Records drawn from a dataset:
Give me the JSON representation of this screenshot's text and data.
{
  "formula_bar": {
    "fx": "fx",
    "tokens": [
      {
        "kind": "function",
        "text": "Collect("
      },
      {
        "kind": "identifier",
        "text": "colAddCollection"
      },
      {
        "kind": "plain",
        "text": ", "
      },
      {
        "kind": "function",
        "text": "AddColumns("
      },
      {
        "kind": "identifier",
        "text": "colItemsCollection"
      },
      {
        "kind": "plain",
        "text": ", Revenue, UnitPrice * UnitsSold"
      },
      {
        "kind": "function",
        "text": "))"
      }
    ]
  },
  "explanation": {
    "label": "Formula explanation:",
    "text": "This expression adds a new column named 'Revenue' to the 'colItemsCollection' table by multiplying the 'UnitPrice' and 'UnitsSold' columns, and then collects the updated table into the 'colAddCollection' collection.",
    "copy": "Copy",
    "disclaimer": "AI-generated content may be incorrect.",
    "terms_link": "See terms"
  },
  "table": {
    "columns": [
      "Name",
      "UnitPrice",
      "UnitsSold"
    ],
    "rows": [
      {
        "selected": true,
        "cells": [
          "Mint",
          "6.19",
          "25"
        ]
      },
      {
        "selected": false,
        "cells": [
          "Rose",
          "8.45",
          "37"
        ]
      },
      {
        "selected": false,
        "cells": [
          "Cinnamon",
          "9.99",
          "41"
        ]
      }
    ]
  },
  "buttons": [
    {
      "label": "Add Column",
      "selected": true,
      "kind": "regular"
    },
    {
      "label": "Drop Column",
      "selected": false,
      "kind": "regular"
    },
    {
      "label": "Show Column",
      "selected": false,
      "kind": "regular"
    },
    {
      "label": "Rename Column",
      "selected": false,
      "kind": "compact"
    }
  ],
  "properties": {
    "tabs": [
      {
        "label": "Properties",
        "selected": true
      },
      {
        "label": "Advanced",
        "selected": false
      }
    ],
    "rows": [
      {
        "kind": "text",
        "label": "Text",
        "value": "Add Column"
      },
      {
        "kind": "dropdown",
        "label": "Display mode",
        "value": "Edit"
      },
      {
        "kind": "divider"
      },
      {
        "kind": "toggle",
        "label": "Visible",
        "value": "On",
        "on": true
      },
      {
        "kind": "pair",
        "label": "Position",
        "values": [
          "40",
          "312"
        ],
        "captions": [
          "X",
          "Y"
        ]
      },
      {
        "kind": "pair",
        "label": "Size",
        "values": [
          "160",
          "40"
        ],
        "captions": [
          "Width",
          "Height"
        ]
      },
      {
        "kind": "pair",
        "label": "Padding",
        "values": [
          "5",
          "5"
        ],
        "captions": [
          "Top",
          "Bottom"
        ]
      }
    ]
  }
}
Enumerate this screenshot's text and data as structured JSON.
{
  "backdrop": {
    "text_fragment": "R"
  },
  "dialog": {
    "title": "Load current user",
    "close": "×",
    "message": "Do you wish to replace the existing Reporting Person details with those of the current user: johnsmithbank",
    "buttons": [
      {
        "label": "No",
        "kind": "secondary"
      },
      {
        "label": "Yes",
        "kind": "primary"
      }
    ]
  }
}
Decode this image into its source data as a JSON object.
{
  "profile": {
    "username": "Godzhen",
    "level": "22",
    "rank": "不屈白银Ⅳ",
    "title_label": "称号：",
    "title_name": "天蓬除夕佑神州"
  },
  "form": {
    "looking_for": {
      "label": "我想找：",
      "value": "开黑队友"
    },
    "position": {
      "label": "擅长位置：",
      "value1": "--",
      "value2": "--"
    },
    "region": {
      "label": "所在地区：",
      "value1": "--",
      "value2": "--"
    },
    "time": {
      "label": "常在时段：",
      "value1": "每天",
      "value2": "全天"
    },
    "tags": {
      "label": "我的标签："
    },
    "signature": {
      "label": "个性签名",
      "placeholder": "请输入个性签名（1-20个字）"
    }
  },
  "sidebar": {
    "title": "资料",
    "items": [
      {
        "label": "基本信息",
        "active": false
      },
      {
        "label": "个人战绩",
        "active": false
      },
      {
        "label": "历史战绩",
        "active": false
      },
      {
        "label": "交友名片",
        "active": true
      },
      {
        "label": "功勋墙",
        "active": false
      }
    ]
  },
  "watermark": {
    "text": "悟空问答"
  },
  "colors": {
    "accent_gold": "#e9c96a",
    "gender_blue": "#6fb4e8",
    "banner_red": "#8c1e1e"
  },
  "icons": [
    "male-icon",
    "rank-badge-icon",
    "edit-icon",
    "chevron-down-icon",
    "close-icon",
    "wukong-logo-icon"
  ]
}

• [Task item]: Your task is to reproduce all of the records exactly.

• [Exercise result]:
Give me the JSON representation of this screenshot's text and data.
{
  "formula_bar": {
    "fx": "fx",
    "tokens": [
      {
        "kind": "function",
        "text": "Collect("
      },
      {
        "kind": "identifier",
        "text": "colAddCollection"
      },
      {
        "kind": "plain",
        "text": ", "
      },
      {
        "kind": "function",
        "text": "AddColumns("
      },
      {
        "kind": "identifier",
        "text": "colItemsCollection"
      },
      {
        "kind": "plain",
        "text": ", Revenue, UnitPrice * UnitsSold"
      },
      {
        "kind": "function",
        "text": "))"
      }
    ]
  },
  "explanation": {
    "label": "Formula explanation:",
    "text": "This expression adds a new column named 'Revenue' to the 'colItemsCollection' table by multiplying the 'UnitPrice' and 'UnitsSold' columns, and then collects the updated table into the 'colAddCollection' collection.",
    "copy": "Copy",
    "disclaimer": "AI-generated content may be incorrect.",
    "terms_link": "See terms"
  },
  "table": {
    "columns": [
      "Name",
      "UnitPrice",
      "UnitsSold"
    ],
    "rows": [
      {
        "selected": true,
        "cells": [
          "Mint",
          "6.19",
          "25"
        ]
      },
      {
        "selected": false,
        "cells": [
          "Rose",
          "8.45",
          "37"
        ]
      },
      {
        "selected": false,
        "cells": [
          "Cinnamon",
          "9.99",
          "41"
        ]
      }
    ]
  },
  "buttons": [
    {
      "label": "Add Column",
      "selected": true,
      "kind": "regular"
    },
    {
      "label": "Drop Column",
      "selected": false,
      "kind": "regular"
    },
    {
      "label": "Show Column",
      "selected": false,
      "kind": "regular"
    },
    {
      "label": "Rename Column",
      "selected": false,
      "kind": "compact"
    }
  ],
  "properties": {
    "tabs": [
      {
        "label": "Properties",
        "selected": true
      },
      {
        "label": "Advanced",
        "selected": false
      }
    ],
    "rows": [
      {
        "kind": "text",
        "label": "Text",
        "value": "Add Column"
      },
      {
        "kind": "dropdown",
        "label": "Display mode",
        "value": "Edit"
      },
      {
        "kind": "divider"
      },
      {
        "kind": "toggle",
        "label": "Visible",
        "value": "On",
        "on": true
      },
      {
        "kind": "pair",
        "label": "Position",
        "values": [
          "40",
          "312"
        ],
        "captions": [
          "X",
          "Y"
        ]
      },
      {
        "kind": "pair",
        "label": "Size",
        "values": [
          "160",
          "40"
        ],
        "captions": [
          "Width",
          "Height"
        ]
      },
      {
        "kind": "pair",
        "label": "Padding",
        "values": [
          "5",
          "5"
        ],
        "captions": [
          "Top",
          "Bottom"
        ]
      }
    ]
  }
}
Enumerate this screenshot's text and data as structured JSON.
{
  "backdrop": {
    "text_fragment": "R"
  },
  "dialog": {
    "title": "Load current user",
    "close": "×",
    "message": "Do you wish to replace the existing Reporting Person details with those of the current user: johnsmithbank",
    "buttons": [
      {
        "label": "No",
        "kind": "secondary"
      },
      {
        "label": "Yes",
        "kind": "primary"
      }
    ]
  }
}
Decode this image into its source data as a JSON object.
{
  "profile": {
    "username": "Godzhen",
    "level": "22",
    "rank": "不屈白银Ⅳ",
    "title_label": "称号：",
    "title_name": "天蓬除夕佑神州"
  },
  "form": {
    "looking_for": {
      "label": "我想找：",
      "value": "开黑队友"
    },
    "position": {
      "label": "擅长位置：",
      "value1": "--",
      "value2": "--"
    },
    "region": {
      "label": "所在地区：",
      "value1": "--",
      "value2": "--"
    },
    "time": {
      "label": "常在时段：",
      "value1": "每天",
      "value2": "全天"
    },
    "tags": {
      "label": "我的标签："
    },
    "signature": {
      "label": "个性签名",
      "placeholder": "请输入个性签名（1-20个字）"
    }
  },
  "sidebar": {
    "title": "资料",
    "items": [
      {
        "label": "基本信息",
        "active": false
      },
      {
        "label": "个人战绩",
        "active": false
      },
      {
        "label": "历史战绩",
        "active": false
      },
      {
        "label": "交友名片",
        "active": true
      },
      {
        "label": "功勋墙",
        "active": false
      }
    ]
  },
  "watermark": {
    "text": "悟空问答"
  },
  "colors": {
    "accent_gold": "#e9c96a",
    "gender_blue": "#6fb4e8",
    "banner_red": "#8c1e1e"
  },
  "icons": [
    "male-icon",
    "rank-badge-icon",
    "edit-icon",
    "chevron-down-icon",
    "close-icon",
    "wukong-logo-icon"
  ]
}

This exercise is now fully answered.